Whatever publishing cadence you choose, you just have to be confident that your content is worth the read. If you can’t confidently answer “yes,” then publish less frequently.
Selecting topics is another pain point for brands struggling to write content that adds real value. Add to this the fact that a brand has multiple channels at their disposal, and it makes perfect sense if your head is spinning just thinking about selecting content topics.
To help with this, Ashton shared her process with us:
“For topic selection, we find what keywords our audience is searching for, we stay up-to-date with industry trends, and we continuously talk with our sales team to find out what questions our prospects ask the most.”
“Additionally, for social media, how can you provide answers to your audience’s questions and make your posts ultra-digestible? What images make the posts shareable? One method I’ve loved for Twitter is creating Twitter threads that give me more room to share strategic content out and tell a story. Make sure you don’t get too wordy here, though. Keep each part of your thread punchy and to the point. Don’t be afraid to add an image to one of the tweets in the thread as an attention grabber.”
Once you have an idea, how do you execute?
Ashton shared the three-step framework she uses to develop content that adds value:
After you’ve chosen a publishing cadence, picked your topic, written the article, and released it into the wild, how do you know if it had its intended effect?
Here are the KPIs that Ashton uses to measure her content’s performance, and why she uses them:
At the end of the day, if you’re still unsure whether your content is adding real value or getting lost in the noise, ask yourself these two questions: “Do I personally find this piece interesting?” and “Does this help accomplish my company’s goals?”

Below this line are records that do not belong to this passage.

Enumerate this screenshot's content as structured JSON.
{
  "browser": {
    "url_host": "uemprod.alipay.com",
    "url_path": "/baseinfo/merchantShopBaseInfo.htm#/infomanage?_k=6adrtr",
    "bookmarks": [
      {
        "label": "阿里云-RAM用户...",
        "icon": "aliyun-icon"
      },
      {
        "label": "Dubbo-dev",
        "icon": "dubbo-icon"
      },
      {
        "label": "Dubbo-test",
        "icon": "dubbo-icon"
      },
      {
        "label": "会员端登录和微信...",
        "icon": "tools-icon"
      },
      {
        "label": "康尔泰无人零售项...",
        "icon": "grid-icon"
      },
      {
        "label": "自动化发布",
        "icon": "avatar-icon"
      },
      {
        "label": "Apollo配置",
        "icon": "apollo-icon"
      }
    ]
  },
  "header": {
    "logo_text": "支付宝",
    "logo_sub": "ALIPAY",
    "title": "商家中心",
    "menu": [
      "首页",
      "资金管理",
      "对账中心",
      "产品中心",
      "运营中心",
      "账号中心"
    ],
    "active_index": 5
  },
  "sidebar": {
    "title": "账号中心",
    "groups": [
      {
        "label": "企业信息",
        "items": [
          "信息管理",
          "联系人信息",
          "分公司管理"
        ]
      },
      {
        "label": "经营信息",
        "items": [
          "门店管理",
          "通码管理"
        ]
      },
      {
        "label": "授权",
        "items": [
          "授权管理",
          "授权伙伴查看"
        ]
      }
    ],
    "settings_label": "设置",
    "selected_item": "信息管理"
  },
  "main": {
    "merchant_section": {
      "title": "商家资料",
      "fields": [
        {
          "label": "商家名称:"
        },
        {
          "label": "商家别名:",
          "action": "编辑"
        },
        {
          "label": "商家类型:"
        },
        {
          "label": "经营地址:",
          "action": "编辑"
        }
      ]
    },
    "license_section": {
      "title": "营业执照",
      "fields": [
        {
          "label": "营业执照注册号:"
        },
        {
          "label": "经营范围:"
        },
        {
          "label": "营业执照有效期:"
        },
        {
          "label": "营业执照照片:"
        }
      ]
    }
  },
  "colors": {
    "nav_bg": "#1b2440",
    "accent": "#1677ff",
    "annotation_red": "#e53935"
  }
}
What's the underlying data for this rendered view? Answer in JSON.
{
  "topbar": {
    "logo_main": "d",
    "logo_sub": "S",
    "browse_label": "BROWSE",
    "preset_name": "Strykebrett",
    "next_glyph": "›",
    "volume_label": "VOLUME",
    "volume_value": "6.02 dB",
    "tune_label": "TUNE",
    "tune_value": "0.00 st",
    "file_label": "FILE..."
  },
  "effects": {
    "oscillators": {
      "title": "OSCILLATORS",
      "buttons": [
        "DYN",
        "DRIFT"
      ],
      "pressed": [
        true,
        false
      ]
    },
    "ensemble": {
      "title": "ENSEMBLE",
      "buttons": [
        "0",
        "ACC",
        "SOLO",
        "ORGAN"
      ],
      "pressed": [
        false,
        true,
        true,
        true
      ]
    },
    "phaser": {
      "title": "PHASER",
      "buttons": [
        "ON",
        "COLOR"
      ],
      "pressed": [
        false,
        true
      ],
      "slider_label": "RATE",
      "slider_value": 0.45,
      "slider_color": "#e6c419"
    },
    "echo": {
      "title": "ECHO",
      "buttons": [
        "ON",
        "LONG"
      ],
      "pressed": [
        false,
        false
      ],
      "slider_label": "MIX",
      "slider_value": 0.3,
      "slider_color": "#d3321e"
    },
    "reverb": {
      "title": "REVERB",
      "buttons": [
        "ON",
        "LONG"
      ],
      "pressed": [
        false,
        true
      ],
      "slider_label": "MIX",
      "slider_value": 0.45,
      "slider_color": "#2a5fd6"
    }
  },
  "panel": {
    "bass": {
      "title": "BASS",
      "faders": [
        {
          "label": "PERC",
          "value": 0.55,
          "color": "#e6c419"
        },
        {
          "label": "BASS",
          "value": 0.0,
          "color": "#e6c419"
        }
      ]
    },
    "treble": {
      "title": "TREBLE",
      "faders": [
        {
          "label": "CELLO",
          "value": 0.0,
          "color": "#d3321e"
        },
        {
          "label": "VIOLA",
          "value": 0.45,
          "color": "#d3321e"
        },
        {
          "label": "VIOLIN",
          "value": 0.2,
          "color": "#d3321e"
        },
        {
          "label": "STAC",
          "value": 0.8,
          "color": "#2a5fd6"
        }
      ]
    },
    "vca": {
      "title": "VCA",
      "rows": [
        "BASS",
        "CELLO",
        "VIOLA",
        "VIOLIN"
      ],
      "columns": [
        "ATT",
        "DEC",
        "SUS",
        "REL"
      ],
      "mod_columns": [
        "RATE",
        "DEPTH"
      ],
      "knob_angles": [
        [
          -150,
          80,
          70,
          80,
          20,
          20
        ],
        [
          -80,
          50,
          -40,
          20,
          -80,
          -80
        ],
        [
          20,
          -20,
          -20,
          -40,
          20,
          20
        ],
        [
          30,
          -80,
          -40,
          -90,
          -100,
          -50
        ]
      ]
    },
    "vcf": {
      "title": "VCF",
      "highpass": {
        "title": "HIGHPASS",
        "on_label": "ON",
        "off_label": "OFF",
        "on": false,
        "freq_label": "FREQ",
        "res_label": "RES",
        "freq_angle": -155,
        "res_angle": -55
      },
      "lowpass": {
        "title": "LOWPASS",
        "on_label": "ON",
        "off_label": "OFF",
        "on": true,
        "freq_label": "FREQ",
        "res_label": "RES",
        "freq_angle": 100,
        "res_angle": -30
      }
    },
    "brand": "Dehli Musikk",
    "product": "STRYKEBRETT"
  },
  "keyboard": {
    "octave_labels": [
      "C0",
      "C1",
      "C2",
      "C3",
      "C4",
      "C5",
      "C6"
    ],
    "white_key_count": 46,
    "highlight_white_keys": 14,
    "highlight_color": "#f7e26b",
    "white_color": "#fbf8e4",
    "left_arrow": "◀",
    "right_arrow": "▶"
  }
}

If the answer is no, then it may be time to take a step back and reassess.